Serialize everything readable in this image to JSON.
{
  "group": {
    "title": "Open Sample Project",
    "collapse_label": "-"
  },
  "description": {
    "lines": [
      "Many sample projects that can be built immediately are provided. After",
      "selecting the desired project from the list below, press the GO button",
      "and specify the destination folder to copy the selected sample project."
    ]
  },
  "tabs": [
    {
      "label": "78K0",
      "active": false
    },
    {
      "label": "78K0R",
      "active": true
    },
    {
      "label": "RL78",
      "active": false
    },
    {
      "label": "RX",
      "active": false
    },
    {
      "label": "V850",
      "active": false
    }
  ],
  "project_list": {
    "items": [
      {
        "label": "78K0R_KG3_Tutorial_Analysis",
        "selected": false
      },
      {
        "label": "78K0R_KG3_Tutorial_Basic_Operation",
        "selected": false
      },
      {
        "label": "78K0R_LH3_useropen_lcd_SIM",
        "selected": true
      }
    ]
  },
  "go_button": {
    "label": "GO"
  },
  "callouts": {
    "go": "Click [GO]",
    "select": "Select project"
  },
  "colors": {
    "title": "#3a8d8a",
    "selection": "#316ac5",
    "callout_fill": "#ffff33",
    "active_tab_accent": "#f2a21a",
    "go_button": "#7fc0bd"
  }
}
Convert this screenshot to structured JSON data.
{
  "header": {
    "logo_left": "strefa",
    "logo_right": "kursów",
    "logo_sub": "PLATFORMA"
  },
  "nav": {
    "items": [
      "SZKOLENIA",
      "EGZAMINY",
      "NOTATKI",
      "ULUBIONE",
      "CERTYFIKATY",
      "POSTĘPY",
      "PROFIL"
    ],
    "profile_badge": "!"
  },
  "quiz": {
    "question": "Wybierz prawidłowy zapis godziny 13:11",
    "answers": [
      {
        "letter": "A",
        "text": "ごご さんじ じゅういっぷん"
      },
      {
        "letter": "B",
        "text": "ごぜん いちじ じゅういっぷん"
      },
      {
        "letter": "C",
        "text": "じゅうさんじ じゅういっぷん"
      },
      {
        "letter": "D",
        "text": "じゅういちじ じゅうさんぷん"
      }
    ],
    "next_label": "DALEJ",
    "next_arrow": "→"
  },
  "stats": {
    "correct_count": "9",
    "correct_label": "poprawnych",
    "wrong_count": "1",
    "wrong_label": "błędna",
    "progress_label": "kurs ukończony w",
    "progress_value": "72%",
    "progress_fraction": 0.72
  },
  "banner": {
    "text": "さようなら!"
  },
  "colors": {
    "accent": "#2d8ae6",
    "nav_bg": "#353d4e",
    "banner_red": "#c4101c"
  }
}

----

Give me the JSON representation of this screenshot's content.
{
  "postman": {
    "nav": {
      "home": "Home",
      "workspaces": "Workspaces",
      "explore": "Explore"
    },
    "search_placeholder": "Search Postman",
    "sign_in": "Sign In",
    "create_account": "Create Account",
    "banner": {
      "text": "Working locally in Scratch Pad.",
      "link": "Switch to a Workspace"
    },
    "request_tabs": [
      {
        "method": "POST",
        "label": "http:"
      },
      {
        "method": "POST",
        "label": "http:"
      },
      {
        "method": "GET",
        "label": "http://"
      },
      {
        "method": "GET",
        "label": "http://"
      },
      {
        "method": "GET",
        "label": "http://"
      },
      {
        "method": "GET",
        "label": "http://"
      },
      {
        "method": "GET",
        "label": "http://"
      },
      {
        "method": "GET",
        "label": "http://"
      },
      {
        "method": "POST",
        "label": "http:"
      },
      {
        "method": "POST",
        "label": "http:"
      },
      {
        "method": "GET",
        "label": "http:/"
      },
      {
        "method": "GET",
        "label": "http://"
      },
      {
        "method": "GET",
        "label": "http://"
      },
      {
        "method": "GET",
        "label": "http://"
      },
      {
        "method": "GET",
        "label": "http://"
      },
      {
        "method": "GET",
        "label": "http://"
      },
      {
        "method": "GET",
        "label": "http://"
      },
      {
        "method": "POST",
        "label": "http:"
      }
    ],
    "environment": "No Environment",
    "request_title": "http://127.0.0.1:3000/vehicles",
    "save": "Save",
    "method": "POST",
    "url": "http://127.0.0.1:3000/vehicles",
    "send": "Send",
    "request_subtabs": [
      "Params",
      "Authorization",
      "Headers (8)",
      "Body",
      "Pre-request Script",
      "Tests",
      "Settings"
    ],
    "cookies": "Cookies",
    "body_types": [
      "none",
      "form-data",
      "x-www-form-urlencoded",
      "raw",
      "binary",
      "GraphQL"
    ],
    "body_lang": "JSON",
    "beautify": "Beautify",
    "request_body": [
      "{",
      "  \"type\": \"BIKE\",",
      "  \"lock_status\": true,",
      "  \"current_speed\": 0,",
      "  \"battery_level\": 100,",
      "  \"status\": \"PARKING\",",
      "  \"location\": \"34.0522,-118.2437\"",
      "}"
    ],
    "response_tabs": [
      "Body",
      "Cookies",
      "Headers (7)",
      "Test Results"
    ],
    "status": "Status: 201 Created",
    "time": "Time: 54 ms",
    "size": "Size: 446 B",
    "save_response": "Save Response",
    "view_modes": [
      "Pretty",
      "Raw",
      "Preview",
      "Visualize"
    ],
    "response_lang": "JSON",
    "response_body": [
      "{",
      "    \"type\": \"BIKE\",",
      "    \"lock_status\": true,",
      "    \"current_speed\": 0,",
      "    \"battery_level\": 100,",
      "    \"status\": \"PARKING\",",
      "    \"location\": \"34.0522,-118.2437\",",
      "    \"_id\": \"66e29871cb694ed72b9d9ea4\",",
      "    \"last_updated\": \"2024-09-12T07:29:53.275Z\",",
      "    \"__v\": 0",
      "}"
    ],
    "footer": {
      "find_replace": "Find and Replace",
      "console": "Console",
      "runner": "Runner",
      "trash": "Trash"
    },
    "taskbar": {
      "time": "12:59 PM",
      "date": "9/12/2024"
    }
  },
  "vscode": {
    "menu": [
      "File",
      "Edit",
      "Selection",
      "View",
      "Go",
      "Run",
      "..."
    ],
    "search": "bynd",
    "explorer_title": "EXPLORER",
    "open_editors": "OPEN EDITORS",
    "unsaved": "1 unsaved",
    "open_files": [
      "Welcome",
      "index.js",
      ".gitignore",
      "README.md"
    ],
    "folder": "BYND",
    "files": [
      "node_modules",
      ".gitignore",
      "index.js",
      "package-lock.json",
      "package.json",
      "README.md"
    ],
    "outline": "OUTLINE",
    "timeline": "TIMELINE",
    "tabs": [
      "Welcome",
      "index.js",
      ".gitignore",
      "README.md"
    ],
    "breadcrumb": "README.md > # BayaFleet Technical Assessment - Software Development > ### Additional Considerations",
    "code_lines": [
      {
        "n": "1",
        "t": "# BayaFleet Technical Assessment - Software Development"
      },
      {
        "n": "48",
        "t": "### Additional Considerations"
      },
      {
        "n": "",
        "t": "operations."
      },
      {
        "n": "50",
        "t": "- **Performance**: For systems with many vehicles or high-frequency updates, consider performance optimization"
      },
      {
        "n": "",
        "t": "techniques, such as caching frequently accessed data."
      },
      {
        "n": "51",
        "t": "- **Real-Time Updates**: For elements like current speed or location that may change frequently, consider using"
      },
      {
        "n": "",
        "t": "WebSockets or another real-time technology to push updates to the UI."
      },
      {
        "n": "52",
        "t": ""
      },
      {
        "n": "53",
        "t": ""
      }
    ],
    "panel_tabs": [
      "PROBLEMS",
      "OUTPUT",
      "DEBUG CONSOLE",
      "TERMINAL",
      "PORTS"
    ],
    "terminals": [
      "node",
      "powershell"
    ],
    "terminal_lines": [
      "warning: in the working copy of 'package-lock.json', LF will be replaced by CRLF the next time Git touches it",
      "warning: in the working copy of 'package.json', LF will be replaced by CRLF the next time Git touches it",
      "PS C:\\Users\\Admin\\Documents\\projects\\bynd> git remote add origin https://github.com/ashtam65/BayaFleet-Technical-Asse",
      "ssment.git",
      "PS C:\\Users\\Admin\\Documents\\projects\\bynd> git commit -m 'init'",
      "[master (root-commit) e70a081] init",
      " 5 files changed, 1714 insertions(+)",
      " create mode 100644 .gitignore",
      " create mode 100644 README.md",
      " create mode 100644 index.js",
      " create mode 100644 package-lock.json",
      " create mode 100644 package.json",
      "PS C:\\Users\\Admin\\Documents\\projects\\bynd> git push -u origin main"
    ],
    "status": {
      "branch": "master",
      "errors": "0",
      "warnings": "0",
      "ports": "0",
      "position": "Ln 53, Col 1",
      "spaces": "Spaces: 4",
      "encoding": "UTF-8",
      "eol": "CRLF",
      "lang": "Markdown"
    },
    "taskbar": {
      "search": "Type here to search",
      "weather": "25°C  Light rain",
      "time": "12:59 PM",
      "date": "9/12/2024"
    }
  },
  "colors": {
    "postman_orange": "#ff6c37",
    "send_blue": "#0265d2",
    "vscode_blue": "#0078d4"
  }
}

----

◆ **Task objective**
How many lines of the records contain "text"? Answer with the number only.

◆ **Result for this task**
6